#### What this task involves:
Copy all lines of the listing that include the string "taskbar".

#### Study material:

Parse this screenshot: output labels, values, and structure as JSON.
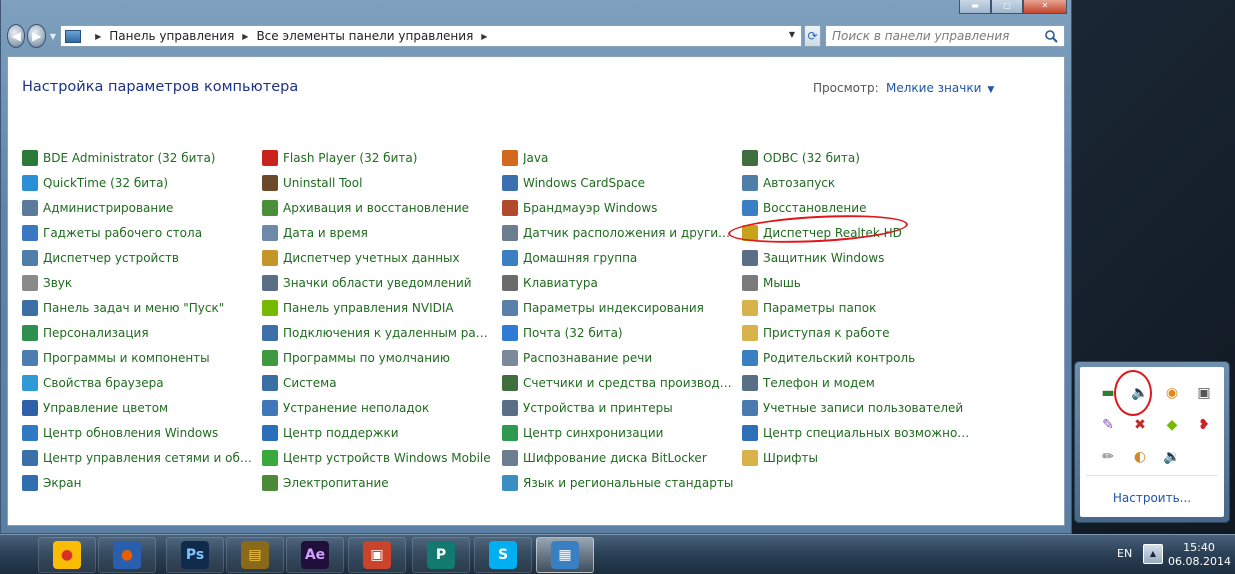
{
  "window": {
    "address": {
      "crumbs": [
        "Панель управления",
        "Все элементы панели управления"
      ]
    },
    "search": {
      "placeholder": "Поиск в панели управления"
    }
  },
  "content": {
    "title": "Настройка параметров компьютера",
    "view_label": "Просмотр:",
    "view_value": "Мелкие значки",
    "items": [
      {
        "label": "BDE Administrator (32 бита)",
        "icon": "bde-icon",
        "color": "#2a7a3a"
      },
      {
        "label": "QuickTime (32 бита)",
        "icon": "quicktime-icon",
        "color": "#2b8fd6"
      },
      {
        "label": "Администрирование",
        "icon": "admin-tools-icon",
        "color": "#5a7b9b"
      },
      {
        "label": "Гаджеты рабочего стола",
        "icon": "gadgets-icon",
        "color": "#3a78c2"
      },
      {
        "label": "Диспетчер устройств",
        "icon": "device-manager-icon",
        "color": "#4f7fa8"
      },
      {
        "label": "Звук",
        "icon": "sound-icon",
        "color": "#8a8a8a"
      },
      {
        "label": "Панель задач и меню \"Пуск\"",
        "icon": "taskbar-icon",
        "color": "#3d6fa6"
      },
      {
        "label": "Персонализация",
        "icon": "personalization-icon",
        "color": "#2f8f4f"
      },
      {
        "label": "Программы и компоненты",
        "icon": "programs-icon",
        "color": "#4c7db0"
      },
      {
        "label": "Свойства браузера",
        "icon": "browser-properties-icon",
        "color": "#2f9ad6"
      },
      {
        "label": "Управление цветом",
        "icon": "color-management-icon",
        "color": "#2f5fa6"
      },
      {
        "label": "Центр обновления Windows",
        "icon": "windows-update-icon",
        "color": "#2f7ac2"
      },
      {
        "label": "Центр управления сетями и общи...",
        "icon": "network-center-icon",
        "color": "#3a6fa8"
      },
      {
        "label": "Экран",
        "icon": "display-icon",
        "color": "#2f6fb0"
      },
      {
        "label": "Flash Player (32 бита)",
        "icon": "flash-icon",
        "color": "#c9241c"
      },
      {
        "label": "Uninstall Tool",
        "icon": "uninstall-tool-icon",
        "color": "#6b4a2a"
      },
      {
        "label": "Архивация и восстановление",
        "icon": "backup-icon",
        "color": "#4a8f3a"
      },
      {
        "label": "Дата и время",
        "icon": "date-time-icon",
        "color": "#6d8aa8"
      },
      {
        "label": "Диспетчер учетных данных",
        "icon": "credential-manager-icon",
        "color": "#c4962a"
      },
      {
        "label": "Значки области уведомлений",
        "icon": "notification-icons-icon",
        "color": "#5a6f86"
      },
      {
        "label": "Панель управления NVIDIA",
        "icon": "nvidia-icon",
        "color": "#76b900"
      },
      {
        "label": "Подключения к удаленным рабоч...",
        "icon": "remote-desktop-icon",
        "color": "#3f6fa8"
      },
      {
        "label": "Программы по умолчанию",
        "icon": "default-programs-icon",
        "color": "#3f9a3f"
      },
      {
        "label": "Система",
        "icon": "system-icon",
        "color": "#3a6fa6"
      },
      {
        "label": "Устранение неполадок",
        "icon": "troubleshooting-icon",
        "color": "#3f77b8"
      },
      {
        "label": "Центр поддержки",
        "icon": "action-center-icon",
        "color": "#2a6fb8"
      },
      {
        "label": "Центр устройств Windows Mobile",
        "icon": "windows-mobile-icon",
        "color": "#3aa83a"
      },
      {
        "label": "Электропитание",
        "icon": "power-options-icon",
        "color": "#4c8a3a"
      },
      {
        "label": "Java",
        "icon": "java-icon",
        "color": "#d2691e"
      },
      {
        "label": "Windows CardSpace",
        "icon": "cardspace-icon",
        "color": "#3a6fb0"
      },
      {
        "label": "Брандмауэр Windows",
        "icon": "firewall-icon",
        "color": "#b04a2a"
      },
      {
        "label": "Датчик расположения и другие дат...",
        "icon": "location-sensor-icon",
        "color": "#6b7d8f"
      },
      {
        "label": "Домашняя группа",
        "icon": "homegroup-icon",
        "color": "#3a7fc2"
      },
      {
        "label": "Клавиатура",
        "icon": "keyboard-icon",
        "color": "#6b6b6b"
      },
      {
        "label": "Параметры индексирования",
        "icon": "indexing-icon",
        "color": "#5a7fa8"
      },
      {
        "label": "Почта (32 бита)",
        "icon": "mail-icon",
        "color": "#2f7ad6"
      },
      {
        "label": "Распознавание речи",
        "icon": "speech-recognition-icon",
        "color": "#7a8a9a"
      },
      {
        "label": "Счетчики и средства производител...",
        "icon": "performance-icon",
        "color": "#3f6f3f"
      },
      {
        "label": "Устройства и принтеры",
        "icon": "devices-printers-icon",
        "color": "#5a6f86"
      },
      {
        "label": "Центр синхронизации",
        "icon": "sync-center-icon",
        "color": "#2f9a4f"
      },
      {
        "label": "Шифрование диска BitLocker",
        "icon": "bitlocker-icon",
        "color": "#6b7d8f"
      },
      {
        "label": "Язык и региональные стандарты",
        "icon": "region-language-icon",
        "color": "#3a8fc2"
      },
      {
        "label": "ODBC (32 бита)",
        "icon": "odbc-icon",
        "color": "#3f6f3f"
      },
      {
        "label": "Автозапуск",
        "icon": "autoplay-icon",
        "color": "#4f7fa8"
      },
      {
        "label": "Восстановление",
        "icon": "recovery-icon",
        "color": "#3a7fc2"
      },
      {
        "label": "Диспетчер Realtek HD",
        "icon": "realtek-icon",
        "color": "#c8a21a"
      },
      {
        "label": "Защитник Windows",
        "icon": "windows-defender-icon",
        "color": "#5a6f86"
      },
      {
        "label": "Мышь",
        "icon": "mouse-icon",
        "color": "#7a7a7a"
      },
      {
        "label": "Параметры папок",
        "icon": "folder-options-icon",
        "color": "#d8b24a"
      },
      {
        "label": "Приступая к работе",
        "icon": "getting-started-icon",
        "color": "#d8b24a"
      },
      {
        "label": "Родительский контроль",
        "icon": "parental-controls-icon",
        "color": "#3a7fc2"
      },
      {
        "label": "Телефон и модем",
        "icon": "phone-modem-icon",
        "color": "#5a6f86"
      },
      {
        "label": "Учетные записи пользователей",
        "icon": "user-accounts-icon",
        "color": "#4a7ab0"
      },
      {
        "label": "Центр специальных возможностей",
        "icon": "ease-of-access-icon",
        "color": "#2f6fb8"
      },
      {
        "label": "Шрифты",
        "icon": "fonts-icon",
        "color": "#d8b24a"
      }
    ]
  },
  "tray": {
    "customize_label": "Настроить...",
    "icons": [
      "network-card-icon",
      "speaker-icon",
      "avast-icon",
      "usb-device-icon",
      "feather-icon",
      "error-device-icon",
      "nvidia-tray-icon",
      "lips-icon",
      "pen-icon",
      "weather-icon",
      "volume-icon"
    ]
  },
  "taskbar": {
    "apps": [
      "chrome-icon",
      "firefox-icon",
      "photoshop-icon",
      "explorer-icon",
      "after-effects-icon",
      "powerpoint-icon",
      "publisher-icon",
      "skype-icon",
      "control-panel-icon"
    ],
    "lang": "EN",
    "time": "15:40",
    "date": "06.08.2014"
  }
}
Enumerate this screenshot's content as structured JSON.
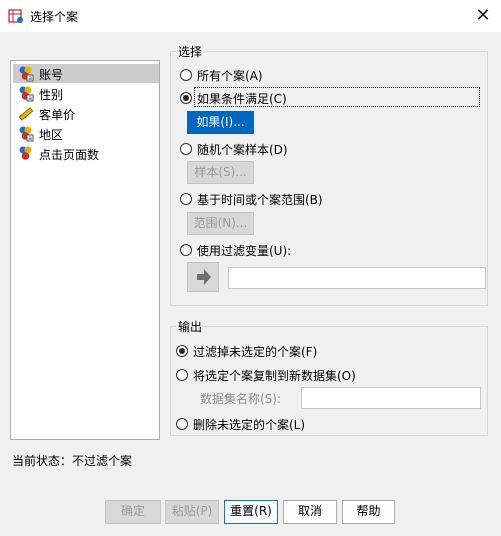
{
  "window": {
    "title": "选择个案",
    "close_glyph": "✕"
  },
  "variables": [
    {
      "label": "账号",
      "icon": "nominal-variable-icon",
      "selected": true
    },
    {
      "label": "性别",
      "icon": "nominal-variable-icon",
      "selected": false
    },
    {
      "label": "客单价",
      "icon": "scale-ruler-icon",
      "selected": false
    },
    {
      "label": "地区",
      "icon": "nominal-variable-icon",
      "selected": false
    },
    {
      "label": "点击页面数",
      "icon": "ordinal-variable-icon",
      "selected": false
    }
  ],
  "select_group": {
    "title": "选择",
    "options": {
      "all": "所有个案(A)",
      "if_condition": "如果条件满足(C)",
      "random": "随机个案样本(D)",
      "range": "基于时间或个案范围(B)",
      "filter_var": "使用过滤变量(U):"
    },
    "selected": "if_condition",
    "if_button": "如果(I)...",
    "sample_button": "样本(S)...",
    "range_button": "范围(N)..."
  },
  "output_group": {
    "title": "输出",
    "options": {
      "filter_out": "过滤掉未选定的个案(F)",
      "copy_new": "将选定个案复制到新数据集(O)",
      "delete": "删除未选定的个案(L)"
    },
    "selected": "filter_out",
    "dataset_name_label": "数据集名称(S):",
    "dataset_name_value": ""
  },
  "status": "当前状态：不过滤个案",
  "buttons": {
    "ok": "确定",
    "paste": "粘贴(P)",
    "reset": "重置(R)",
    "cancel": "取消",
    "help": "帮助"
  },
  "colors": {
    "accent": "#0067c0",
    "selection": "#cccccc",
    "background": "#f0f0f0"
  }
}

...

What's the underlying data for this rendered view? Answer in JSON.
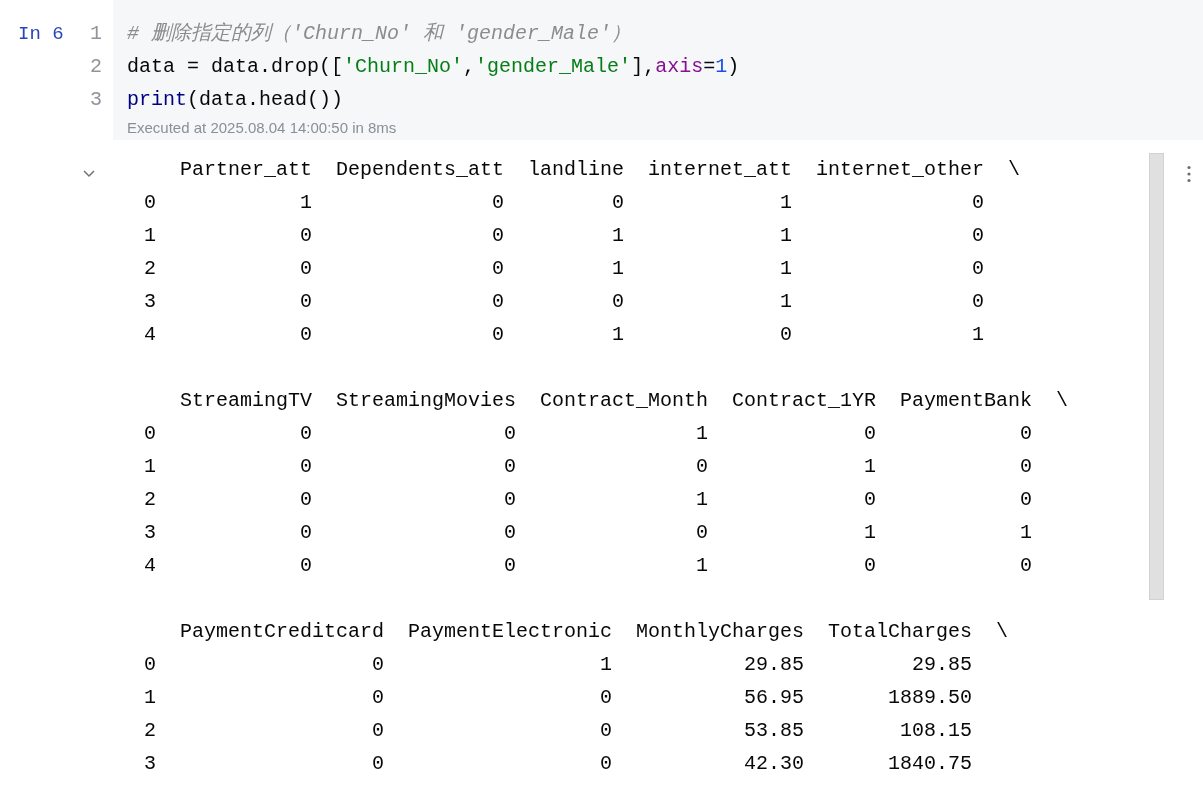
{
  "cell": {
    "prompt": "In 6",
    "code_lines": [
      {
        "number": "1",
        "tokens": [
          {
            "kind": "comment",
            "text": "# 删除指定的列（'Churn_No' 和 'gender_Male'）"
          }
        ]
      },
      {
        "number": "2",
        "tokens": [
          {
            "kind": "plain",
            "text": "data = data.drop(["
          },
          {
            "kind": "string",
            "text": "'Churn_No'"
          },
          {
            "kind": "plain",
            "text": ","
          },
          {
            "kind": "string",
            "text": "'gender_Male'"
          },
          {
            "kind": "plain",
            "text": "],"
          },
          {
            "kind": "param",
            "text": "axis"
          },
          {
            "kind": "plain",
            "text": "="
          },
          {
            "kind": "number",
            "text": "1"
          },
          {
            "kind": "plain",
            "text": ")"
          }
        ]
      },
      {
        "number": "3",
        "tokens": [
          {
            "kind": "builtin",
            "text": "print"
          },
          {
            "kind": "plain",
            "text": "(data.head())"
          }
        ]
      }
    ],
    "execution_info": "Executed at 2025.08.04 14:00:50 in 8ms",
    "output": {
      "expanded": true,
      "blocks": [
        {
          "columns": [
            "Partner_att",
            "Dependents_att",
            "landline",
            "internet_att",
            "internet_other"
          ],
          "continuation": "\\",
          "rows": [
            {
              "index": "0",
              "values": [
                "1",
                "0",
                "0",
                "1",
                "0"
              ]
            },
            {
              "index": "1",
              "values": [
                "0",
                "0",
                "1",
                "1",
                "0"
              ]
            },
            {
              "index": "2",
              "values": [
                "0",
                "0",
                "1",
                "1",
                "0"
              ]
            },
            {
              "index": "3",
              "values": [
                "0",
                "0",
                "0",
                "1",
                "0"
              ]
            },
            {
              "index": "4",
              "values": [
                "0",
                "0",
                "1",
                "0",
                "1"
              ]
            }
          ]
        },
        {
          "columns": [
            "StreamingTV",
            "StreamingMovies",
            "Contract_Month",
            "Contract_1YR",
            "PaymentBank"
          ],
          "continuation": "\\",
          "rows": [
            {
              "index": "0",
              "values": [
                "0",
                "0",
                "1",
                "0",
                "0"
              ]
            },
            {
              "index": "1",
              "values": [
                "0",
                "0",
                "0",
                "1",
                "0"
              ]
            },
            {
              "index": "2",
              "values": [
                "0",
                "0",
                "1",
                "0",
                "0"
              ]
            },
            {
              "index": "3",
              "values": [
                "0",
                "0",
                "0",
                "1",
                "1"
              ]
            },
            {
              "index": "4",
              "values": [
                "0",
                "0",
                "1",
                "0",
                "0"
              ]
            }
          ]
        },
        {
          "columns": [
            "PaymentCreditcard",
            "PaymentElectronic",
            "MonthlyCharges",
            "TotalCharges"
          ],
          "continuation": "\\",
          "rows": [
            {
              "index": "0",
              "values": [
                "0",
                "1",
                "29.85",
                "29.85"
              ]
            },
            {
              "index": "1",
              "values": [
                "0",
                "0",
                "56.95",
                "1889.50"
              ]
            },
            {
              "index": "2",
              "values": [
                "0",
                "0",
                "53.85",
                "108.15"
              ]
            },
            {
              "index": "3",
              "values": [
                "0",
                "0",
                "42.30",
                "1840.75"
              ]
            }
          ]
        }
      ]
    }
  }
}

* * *

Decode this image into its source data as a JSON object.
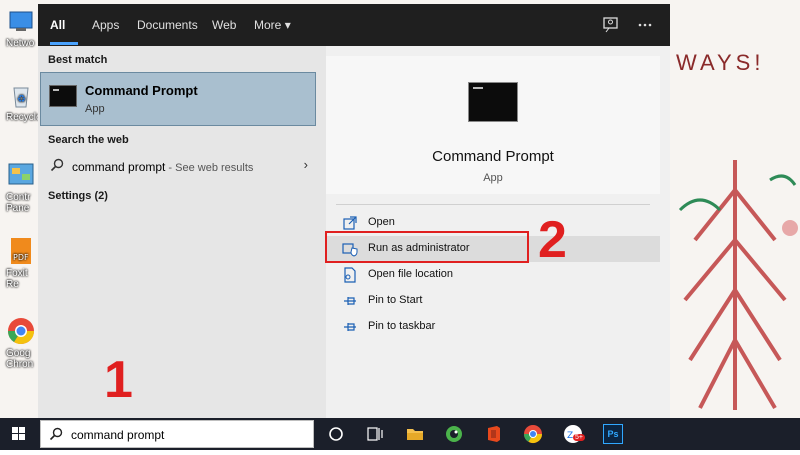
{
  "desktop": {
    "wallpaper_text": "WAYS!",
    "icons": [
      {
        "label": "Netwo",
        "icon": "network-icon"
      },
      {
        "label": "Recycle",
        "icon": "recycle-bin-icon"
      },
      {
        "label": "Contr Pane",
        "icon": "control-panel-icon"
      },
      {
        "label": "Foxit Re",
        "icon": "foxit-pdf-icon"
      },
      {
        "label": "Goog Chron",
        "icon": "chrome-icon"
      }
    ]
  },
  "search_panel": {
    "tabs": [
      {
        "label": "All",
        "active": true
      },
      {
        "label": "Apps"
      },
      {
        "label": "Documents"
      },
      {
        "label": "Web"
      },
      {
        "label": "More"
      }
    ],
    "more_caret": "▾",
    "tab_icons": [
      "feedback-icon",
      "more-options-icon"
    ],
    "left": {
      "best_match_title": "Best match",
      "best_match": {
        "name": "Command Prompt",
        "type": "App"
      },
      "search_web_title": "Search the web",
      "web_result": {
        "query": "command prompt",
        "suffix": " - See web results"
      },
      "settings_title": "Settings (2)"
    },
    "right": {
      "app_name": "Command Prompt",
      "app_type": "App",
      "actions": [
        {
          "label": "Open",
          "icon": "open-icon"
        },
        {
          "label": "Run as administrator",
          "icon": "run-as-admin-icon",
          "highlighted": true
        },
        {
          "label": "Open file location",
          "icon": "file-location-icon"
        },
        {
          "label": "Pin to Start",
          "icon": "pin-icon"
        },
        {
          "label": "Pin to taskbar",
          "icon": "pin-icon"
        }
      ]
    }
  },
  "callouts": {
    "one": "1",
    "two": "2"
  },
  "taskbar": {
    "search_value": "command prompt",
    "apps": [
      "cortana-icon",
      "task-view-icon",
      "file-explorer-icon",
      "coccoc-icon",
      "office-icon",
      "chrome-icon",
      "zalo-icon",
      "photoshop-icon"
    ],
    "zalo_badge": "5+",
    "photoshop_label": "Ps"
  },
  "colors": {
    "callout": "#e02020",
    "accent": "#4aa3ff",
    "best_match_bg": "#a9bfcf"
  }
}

#### Answer to the problem:
        "icon": "taskbar-icon",
  "taskbar": {
          "label": "Pin to taskbar",
  "taskbar": {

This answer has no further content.